EXERCISE DETAILS –
From the records below, copy every line that contains the word "fraction".

MATERIAL FOR THE TASK –
————
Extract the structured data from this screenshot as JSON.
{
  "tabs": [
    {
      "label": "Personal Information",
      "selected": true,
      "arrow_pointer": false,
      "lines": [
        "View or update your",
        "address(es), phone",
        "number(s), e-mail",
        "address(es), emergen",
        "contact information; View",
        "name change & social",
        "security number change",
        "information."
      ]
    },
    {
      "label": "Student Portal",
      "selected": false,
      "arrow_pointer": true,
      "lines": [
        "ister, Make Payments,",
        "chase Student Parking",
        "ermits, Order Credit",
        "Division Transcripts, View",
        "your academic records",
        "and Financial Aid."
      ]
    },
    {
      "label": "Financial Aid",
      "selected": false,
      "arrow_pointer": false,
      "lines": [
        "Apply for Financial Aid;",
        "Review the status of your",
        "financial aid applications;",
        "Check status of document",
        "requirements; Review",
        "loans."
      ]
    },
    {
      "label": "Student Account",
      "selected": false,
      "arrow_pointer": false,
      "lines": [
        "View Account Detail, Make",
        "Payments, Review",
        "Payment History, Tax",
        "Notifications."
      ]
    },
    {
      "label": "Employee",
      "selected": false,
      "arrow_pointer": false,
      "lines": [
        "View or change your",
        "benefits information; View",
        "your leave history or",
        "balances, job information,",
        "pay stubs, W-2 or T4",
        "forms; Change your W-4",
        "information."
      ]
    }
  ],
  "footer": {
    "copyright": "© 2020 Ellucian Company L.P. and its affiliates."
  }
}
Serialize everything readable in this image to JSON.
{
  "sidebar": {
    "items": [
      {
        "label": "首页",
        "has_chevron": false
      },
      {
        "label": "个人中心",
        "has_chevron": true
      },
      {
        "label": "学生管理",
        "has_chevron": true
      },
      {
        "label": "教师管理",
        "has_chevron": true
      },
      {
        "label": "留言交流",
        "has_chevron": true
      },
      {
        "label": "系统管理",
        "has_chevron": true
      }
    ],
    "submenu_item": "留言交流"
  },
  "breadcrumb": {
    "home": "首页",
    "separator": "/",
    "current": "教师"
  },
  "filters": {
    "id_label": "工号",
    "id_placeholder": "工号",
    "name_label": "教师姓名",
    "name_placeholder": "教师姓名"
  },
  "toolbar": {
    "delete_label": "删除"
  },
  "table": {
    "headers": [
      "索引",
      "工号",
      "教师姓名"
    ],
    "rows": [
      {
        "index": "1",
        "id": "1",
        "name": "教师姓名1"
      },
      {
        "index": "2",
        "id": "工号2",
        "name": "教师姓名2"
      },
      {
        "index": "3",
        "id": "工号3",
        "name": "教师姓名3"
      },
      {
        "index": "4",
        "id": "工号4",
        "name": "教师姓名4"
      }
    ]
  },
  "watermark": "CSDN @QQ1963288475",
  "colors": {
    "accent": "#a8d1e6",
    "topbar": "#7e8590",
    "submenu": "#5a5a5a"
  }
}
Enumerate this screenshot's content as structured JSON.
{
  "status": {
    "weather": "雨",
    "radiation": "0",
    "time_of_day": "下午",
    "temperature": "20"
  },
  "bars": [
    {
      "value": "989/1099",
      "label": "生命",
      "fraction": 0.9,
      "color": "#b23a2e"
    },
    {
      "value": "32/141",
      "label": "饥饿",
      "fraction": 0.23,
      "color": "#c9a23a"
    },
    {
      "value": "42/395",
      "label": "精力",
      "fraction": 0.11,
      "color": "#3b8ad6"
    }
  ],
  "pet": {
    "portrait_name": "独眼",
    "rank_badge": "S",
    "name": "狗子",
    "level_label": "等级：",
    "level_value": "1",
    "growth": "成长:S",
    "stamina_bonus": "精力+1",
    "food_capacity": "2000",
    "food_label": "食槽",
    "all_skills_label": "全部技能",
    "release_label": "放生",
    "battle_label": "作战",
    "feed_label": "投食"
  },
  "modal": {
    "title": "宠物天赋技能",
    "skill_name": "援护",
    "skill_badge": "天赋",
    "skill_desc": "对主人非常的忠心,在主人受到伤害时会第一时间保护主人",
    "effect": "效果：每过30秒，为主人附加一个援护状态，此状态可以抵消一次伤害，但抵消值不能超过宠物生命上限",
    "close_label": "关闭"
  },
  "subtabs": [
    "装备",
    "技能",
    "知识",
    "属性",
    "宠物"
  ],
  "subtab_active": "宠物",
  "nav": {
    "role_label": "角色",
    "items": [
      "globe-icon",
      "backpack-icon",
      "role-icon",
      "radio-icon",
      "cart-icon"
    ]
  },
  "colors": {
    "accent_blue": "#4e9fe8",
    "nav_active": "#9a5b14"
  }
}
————
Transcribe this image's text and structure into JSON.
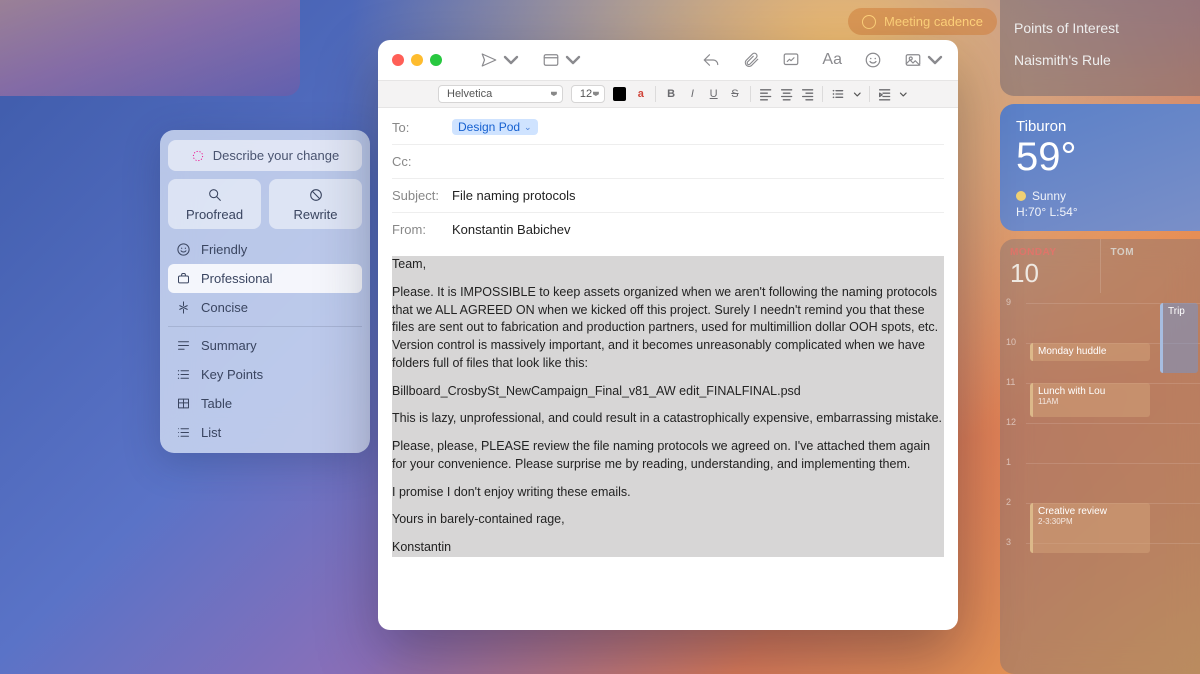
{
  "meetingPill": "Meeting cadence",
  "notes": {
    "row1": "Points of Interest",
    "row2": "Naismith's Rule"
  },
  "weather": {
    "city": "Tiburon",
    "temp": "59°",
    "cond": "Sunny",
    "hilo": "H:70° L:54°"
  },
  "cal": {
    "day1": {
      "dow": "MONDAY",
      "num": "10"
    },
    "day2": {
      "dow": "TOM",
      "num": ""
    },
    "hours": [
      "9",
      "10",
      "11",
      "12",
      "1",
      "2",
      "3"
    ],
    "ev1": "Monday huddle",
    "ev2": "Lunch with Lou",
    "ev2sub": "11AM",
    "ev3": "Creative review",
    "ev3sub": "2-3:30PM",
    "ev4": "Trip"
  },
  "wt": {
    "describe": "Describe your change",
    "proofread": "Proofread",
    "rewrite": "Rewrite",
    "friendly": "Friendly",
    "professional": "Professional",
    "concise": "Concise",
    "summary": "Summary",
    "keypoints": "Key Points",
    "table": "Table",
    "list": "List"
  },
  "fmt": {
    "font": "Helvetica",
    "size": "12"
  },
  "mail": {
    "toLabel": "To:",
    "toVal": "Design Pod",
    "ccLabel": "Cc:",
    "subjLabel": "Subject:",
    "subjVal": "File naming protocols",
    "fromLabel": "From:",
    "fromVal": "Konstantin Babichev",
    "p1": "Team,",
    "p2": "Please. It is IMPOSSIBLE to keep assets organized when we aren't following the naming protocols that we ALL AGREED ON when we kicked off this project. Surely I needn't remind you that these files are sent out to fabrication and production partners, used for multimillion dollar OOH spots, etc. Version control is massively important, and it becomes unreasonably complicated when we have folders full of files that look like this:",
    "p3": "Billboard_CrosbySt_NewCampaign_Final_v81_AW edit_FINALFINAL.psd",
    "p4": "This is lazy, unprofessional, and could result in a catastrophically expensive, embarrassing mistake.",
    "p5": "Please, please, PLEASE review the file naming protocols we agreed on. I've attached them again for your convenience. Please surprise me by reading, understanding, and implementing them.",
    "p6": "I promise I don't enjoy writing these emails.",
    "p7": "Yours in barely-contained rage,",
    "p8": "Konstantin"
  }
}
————
ANSWER FOR THIS EXERCISE –
      "fraction": 0.9,
      "fraction": 0.23,
      "fraction": 0.11,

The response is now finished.